How has the music industry changed from the time you started out until now? Particularly in terms of appreciation of Jazz and classical music.
Absolutely the industry has grown and changed depending on which side of the coin you want to look at the situation.
On the African continent, SA stands out as one of the countries that are globally recognised because of their strong culture in jazz. Back at home, we have seen various styles of music come and go, like a short stint of a fad. Jazz has over the years been a genre of music that is still in the background or in the shadow, but it has been a building block for most of these music genres.
Jazz and classical music in the country has gradually seen the appreciation and spotlight from various institutions, most notably Safaricom and even individual corporate like Roots international and spaces that have enabled jazz to have a space for its appreciation over time.
This is what has really propelled the music to grow beyond being a craze but a sociable music genre. As an ensemble, we identify ourselves within all those different facets of music and jazz is one of them.
How have your lives changed since you first became part of the Safaricom International Jazz Festival?
We are honored and equally thrilled to be gracing the stage yet again with one of Africa’s greats and alongside music trendsetters like Paco Sery, and Mandla Mlangeni of South Africa, who some of our members of the band – Amani Baya (drums), Moise Basinza (bass) have been able to play together with him during his earlier tour in Kenya.
Safaricom Jazz has been one of the platforms that have enabled us an ensemble to harness collaborations with artists and experience other music sounds and allow ourselves to immerse into a stage of learning as well as expressing and articulating our feelings through music to such a crowd.
What should fans expect from you at the Safaricom Jazz festival?
No spoilers! Come through and get to experience music that befits a celebration of African Jazz. Check us out here.
If you can have your fans remember one thing about you, what would it be?
We found what we liked to do, we keep perfecting it and so should you.

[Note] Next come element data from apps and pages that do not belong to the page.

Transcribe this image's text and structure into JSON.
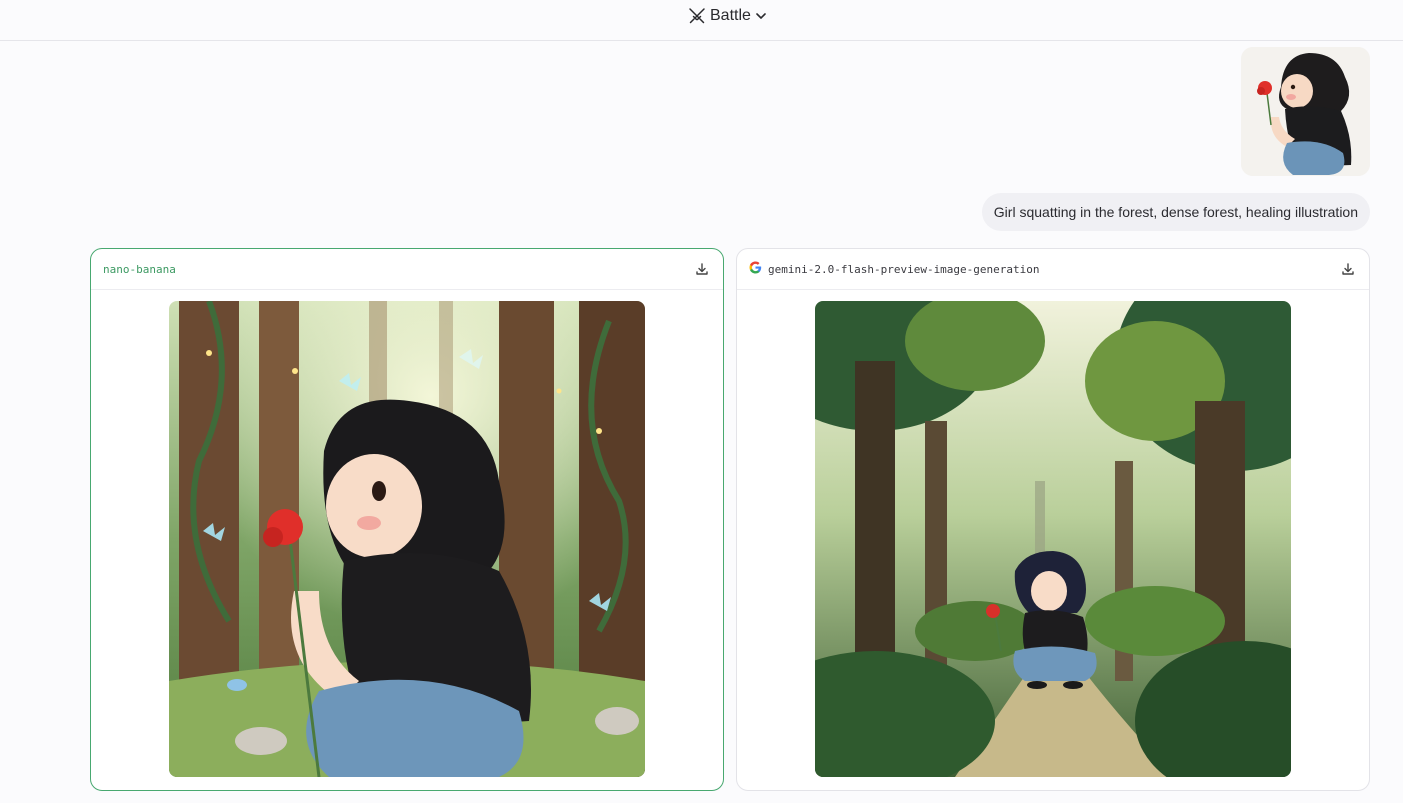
{
  "header": {
    "mode_label": "Battle",
    "mode_icon": "swords-icon",
    "caret_icon": "chevron-down-icon"
  },
  "user_message": {
    "attachment_alt": "girl holding a red flower",
    "prompt": "Girl squatting in the forest, dense forest, healing illustration"
  },
  "responses": [
    {
      "model": "nano-banana",
      "selected": true,
      "download_icon": "download-icon",
      "accent": "#3d9a63"
    },
    {
      "model": "gemini-2.0-flash-preview-image-generation",
      "provider_icon": "google-icon",
      "download_icon": "download-icon"
    }
  ]
}
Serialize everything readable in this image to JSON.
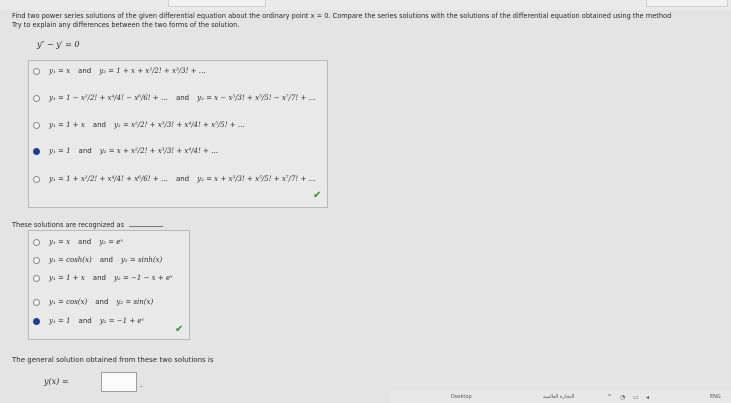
{
  "question": {
    "line1": "Find two power series solutions of the given differential equation about the ordinary point x = 0. Compare the series solutions with the solutions of the differential equation obtained using the method",
    "line2": "Try to explain any differences between the two forms of the solution.",
    "equation": "y″ − y′ = 0"
  },
  "part1": {
    "options": [
      {
        "y1": "y₁ = x",
        "connector": "and",
        "y2": "y₂ = 1 + x + x²/2! + x³/3! + …",
        "selected": false
      },
      {
        "y1": "y₁ = 1 − x²/2! + x⁴/4! − x⁶/6! + …",
        "connector": "and",
        "y2": "y₂ = x − x³/3! + x⁵/5! − x⁷/7! + …",
        "selected": false
      },
      {
        "y1": "y₁ = 1 + x",
        "connector": "and",
        "y2": "y₂ = x²/2! + x³/3! + x⁴/4! + x⁵/5! + …",
        "selected": false
      },
      {
        "y1": "y₁ = 1",
        "connector": "and",
        "y2": "y₂ = x + x²/2! + x³/3! + x⁴/4! + …",
        "selected": true
      },
      {
        "y1": "y₁ = 1 + x²/2! + x⁴/4! + x⁶/6! + …",
        "connector": "and",
        "y2": "y₂ = x + x³/3! + x⁵/5! + x⁷/7! + …",
        "selected": false
      }
    ],
    "check_mark": "✔"
  },
  "part2": {
    "prompt": "These solutions are recognized as",
    "options": [
      {
        "y1": "y₁ = x",
        "connector": "and",
        "y2": "y₂ = eˣ",
        "selected": false
      },
      {
        "y1": "y₁ = cosh(x)",
        "connector": "and",
        "y2": "y₂ = sinh(x)",
        "selected": false
      },
      {
        "y1": "y₁ = 1 + x",
        "connector": "and",
        "y2": "y₂ = −1 − x + eˣ",
        "selected": false
      },
      {
        "y1": "y₁ = cos(x)",
        "connector": "and",
        "y2": "y₂ = sin(x)",
        "selected": false
      },
      {
        "y1": "y₁ = 1",
        "connector": "and",
        "y2": "y₂ = −1 + eˣ",
        "selected": true
      }
    ],
    "check_mark": "✔"
  },
  "part3": {
    "prompt": "The general solution obtained from these two solutions is",
    "lhs": "y(x) =",
    "answer_value": "",
    "period": "."
  },
  "taskbar": {
    "desktop_label": "Desktop",
    "search_text": "التجارة العالمية",
    "lang": "ENG"
  }
}
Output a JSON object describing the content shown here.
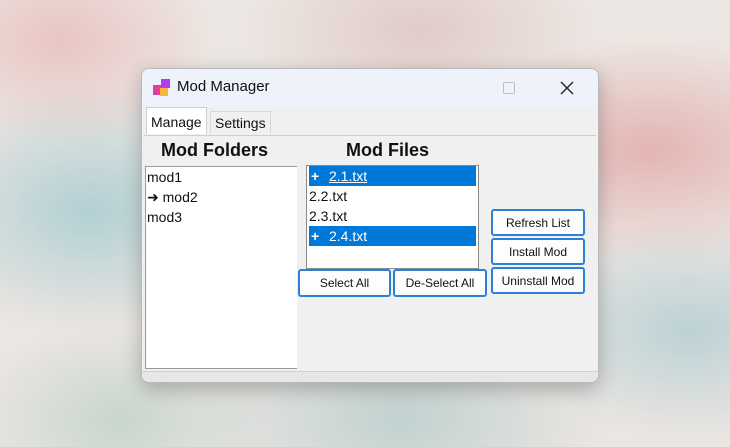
{
  "window": {
    "title": "Mod Manager",
    "controls": {
      "maximize": "maximize",
      "close": "close"
    }
  },
  "tabs": [
    {
      "label": "Manage",
      "active": true
    },
    {
      "label": "Settings",
      "active": false
    }
  ],
  "folders": {
    "heading": "Mod Folders",
    "items": [
      {
        "label": "mod1",
        "prefix": ""
      },
      {
        "label": "mod2",
        "prefix": "➜ "
      },
      {
        "label": "mod3",
        "prefix": ""
      }
    ]
  },
  "files": {
    "heading": "Mod Files",
    "items": [
      {
        "label": "2.1.txt",
        "selected": true,
        "marker": "+"
      },
      {
        "label": "2.2.txt",
        "selected": false,
        "marker": ""
      },
      {
        "label": "2.3.txt",
        "selected": false,
        "marker": ""
      },
      {
        "label": "2.4.txt",
        "selected": true,
        "marker": "+"
      }
    ]
  },
  "buttons": {
    "select_all": "Select All",
    "deselect_all": "De-Select All",
    "refresh": "Refresh List",
    "install": "Install Mod",
    "uninstall": "Uninstall Mod"
  },
  "colors": {
    "selection": "#0078d7",
    "button_border": "#2f7fd8"
  }
}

What got you into music?
It is an innate calling. Given any instrument, we can still harness its rules of playing and still enjoy doing music.
If you had one message to give to your fans, what would it be?
Keep the love and support coming through, we appreciate it!
If you are a musician out there, we hope we are inspiring you to create music that is organic that resonates to your own hometown people, be passionate about it. Never seize to resiliently do something that means something to you.
Potentash Founder. A creative writer. The Managing Editor at Potentash. Passionate about telling African stories and stories about the inclusion of minorities. Find me at firstname.lastname@example.org.
“We're all stories, in the end.” ― Steven Moffat